A speech writer's take on important speeches, and the craft of writing for an audience.
Monday, June 29, 2009
Why - The Bully Pulpit?
For those unfamiliar with the term "Bully Pulpit," I'd like to elaborate on its meaning.
The term was coined by President Theodore Roosevelt. He used it to describe how he wanted to employ the President’s office and prestige, to take his case directly to the people.
“Bully,” as used by Roosevelt, means something first-rate, something of excellence. Today, of course, the word is far more likely to mean someone who likes to push weaker folks around.
Ironically, the term “Bully Pulpit” doesn’t describe someone who pushes other people around, but one who uses their position to lead others in a new direction. It is rule by clarity of purpose, force of moral suasion, and the power of ideas. Inherent in the exercise of such leadership is the duty to communicate those ideas. That’s where the “pulpit” comes in.
It’s why I find the term “Bully Pulpit” so clearly linked with the craft of speech writing. It’s much like peanut butter and jelly. You can certainly have one without the other, but they undoubtedly compliment each other.
A veteran writer, researcher and lecturer, with more than 25 years experience in politics, political communications, and public relations. I’ve studied speech writing at NYU, and authored a number of published articles on the practice of lobbying as well as topics in American history.
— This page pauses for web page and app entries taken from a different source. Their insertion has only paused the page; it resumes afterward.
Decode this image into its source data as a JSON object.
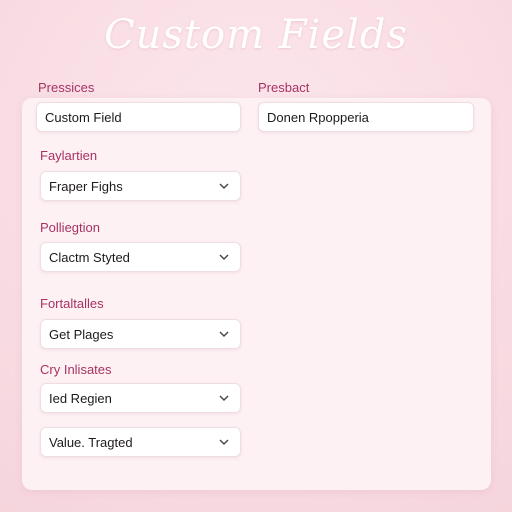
{
  "page": {
    "title": "Custom Fields"
  },
  "left_column": {
    "field1": {
      "label": "Pressices",
      "value": "Custom Field"
    },
    "field2": {
      "label": "Faylartien",
      "value": "Fraper Fighs",
      "icon": "chevron-down-icon"
    },
    "field3": {
      "label": "Polliegtion",
      "value": "Clactm Styted",
      "icon": "chevron-down-icon"
    },
    "field4": {
      "label": "Fortaltalles",
      "value": "Get Plages",
      "icon": "chevron-down-icon"
    },
    "field5": {
      "label": "Cry Inlisates",
      "value": "Ied Regien",
      "icon": "chevron-down-icon"
    },
    "field6": {
      "value": "Value. Tragted",
      "icon": "chevron-down-icon"
    }
  },
  "right_column": {
    "field1": {
      "label": "Presbact",
      "value": "Donen Rpopperia"
    }
  },
  "colors": {
    "label": "#a83262",
    "background": "#f9dde4",
    "panel": "#fdf1f4",
    "field": "#ffffff"
  }
}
My lecture on the War of 1812: 1812 – Uncle Sam’s First War, is now a lecture in the New York Speakers in the Humanities bicentennial commemoration series.